4.     Quality of support for pupils

 

4.1 Pupils with special educational needs

The overall quality of support for pupils with special educational needs is very good.  The special education team comprises two learning support/resource teachers (LSRT) and one special class teacher. Four special needs assistants successfully support the inclusion of pupils with special educational needs (SEN) and promote the development of their independence. A comprehensive policy for special education has been developed. The policy incorporates the staged approach and is in line with Department circulars and guidelines.  Clear selection procedures have been agreed. The special education settings are attractive and a very good range of resources is available and in use. Detailed individual pupil learning profiles (IPLPs) and individual education plans (IEPs) are developed by the special education teachers for pupils availing of support.  These are based on pupils’ strengths and learning needs. Specific learning targets are set. The individual plans are reviewed at regular intervals during the year.  There is a high level of consultation by the SEN teachers with class teachers about their content. Parents are also consulted and a copy of the plan is made available to them. Lessons in the support settings are well structured and teachers use a variety of active methodologies to maximise learning. Pupils are praised and affirmed for their efforts. Support teaching is provided on a withdrawal basis.  The potential for developing further models of in-class support such as co-teaching and group-based teaching merits further exploration.

 

4.2 Other supports for pupils: disadvantaged, minority and other groups

Pupils in St. Audoen’s National School experience education in an inclusive environment.  The school ensures that Department grants, in tandem with additional financial support from local businesses and community initiatives, are purposefully used to ensure all pupils access the full range of school activities. The school has a well-attended breakfast club and homework club. Effective language support for EAL pupils is provided. The teacher bases the lessons on the Integrate Ireland Language Training (IILT) themes. Pupils' contributions are encouraged during the lessons. The EAL teacher provides ample opportunities for pupils to practise and reinforce vocabulary through games and meaningful, appropriately-graded activities.

 

 

5.     Conclusion

 

The school has strengths in the following areas:

 

 The pupils engage with commendable enthusiasm in their learning and attain good levels of achievement.

·    There is very good assessment practice in the school.

 The board of management carries out its management duties competently and  

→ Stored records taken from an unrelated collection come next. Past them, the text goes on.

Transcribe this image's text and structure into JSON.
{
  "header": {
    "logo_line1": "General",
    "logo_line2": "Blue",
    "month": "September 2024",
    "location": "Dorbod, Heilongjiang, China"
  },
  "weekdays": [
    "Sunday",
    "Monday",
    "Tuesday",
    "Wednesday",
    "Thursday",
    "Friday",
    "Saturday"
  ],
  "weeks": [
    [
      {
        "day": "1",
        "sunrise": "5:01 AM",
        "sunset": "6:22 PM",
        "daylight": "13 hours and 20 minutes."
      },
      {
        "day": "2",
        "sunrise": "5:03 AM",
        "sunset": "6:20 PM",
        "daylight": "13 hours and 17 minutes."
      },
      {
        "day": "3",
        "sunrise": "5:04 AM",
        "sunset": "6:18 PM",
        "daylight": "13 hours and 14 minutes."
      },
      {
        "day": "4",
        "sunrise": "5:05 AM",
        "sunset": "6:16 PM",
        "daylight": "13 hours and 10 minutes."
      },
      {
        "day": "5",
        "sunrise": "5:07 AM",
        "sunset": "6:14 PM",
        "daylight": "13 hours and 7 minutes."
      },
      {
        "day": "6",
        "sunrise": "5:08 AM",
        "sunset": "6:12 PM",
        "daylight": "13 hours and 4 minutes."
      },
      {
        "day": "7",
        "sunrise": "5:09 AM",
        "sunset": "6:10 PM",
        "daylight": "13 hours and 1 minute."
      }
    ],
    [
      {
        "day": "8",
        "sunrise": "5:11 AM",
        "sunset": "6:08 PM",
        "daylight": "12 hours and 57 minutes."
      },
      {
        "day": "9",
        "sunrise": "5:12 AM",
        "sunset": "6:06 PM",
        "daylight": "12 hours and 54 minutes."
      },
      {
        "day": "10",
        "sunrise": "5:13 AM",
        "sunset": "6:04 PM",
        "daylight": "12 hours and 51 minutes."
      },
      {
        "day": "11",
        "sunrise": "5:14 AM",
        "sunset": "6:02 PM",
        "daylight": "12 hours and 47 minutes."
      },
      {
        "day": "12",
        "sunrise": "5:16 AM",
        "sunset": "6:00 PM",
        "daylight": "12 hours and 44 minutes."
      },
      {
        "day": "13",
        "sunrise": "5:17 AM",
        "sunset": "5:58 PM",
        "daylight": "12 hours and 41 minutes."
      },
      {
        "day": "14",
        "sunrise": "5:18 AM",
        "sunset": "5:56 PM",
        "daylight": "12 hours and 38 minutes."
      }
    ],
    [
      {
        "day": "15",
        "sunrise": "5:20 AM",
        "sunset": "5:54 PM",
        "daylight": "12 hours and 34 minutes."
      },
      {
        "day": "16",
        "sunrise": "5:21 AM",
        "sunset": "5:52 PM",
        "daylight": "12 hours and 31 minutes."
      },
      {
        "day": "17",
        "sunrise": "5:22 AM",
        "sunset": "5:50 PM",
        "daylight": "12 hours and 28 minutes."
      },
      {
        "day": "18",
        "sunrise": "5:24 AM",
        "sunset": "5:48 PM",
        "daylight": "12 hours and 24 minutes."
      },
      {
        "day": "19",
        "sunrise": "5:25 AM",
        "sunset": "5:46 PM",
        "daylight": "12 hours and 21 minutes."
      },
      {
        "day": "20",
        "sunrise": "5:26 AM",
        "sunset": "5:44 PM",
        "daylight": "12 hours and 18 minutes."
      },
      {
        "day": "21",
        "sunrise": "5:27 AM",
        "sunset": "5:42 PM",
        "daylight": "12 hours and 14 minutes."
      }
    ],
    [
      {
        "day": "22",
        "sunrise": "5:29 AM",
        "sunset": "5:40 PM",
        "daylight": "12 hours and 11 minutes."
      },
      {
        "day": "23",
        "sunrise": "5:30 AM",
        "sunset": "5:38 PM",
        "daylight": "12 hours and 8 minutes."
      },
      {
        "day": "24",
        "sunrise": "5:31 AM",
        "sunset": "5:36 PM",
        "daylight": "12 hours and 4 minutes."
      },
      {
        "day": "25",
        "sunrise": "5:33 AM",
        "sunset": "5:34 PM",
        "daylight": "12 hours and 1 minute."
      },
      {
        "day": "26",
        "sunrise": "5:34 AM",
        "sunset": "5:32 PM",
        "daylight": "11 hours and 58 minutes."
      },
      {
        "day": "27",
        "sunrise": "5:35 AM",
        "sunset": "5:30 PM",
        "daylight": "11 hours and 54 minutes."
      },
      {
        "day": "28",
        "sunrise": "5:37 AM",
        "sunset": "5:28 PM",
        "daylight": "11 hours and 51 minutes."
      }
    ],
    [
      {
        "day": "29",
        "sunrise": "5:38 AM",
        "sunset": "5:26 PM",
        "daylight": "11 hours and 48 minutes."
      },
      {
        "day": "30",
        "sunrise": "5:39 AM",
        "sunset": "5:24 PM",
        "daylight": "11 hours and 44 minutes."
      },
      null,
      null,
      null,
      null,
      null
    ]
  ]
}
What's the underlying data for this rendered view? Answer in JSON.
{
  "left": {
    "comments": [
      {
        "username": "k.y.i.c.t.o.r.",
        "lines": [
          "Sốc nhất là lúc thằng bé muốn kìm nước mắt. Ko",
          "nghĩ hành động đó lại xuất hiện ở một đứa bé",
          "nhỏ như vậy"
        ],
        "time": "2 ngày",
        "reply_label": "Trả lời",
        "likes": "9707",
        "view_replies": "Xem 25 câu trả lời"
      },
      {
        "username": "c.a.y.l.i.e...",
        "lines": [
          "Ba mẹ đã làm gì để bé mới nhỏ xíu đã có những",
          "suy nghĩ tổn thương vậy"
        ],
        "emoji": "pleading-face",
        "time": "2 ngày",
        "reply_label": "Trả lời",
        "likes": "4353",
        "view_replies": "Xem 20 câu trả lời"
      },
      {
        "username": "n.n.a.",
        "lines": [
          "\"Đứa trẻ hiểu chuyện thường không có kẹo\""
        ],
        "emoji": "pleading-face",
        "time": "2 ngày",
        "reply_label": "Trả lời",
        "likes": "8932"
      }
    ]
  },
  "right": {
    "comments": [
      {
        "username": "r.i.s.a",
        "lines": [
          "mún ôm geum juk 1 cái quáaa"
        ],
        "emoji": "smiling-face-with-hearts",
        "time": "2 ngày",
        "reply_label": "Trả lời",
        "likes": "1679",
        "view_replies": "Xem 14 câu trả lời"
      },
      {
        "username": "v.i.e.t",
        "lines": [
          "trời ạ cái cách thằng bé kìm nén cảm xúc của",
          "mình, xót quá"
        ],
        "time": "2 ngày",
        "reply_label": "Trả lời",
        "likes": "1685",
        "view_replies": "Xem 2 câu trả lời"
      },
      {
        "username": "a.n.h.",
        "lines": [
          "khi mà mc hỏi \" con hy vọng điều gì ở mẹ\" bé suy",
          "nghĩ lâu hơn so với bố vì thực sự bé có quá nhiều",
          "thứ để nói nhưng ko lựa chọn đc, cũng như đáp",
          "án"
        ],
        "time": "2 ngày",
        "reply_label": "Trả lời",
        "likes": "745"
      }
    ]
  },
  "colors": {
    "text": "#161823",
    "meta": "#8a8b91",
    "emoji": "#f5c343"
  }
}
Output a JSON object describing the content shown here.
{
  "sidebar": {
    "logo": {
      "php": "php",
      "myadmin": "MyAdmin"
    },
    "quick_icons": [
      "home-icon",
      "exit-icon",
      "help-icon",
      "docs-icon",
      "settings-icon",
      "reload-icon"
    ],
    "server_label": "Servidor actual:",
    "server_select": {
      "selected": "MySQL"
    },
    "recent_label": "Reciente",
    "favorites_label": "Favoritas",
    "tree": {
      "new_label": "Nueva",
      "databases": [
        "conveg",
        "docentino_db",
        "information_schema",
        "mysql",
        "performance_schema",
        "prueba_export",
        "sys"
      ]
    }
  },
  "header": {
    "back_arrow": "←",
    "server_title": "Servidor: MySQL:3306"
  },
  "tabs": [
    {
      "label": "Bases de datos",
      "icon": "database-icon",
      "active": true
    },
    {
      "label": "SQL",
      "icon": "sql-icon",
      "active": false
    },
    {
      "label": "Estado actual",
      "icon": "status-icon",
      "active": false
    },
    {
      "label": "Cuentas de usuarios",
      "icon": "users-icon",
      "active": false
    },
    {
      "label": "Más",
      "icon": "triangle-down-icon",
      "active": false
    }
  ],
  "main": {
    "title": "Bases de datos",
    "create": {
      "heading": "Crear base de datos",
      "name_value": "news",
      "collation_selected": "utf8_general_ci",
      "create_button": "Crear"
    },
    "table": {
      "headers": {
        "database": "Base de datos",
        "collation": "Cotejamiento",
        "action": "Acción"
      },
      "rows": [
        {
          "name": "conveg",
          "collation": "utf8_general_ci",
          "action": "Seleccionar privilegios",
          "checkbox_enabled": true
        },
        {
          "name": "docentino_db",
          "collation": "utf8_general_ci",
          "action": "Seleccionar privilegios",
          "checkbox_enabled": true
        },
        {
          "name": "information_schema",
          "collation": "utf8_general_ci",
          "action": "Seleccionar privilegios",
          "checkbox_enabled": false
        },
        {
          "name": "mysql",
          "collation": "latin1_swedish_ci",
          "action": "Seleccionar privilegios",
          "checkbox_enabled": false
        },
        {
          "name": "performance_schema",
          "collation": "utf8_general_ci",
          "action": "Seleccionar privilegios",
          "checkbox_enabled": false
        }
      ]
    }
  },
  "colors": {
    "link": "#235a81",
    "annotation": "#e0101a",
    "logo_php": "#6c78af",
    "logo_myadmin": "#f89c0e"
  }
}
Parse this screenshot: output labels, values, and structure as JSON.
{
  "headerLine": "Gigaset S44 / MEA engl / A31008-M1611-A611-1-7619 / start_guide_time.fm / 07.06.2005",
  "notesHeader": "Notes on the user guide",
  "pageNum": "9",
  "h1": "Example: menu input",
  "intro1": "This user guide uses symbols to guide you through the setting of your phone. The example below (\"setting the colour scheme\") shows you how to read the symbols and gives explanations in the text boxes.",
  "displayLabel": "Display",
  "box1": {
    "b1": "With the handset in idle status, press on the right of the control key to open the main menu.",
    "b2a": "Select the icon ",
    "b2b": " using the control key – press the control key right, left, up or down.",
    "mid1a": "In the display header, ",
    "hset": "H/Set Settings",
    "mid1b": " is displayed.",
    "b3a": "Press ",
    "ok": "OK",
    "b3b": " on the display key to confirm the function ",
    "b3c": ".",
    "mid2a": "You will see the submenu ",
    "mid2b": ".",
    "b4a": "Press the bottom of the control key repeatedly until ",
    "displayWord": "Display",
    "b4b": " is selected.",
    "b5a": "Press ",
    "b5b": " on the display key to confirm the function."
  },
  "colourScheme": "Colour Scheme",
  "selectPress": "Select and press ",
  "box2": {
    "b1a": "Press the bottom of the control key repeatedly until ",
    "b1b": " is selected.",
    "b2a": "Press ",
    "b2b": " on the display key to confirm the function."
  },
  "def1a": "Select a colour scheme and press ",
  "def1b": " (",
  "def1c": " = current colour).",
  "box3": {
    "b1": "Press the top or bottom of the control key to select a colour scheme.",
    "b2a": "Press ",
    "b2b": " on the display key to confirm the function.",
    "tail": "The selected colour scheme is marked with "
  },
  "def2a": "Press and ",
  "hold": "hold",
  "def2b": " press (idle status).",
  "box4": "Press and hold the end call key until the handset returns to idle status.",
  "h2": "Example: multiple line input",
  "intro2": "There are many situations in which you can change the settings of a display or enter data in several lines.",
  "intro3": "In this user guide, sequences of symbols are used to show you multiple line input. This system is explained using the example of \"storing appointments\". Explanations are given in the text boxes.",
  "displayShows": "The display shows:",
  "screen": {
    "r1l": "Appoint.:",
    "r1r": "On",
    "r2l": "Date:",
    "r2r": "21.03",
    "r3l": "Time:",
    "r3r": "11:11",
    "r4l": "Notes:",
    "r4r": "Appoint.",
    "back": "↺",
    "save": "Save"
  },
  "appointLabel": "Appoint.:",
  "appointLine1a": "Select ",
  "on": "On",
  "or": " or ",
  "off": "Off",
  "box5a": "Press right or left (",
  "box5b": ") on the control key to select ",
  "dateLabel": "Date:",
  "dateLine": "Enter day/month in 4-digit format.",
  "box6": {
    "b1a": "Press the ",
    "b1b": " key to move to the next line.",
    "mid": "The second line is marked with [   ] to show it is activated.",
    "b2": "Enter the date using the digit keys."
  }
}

    it is committed to the welfare of all pupils and staff.

 

The following key recommendations are made in order to further improve the quality of education provided by the school:

 

·         The school plan for Geography should incorporate programmes of learning for each class level, outlining specific targets in the relevant strands.

·         Individual teacher planning should take full account of individual needs and differing pupil abilities.

·         A greater level of individual and group teaching in Mathematics is recommended to meet the needs of all pupils.

 

Post-evaluation meetings were held with the staff and the board of management where the draft findings and recommendations of the evaluation were presented and discussed.

 

 

 

 

Published June 2010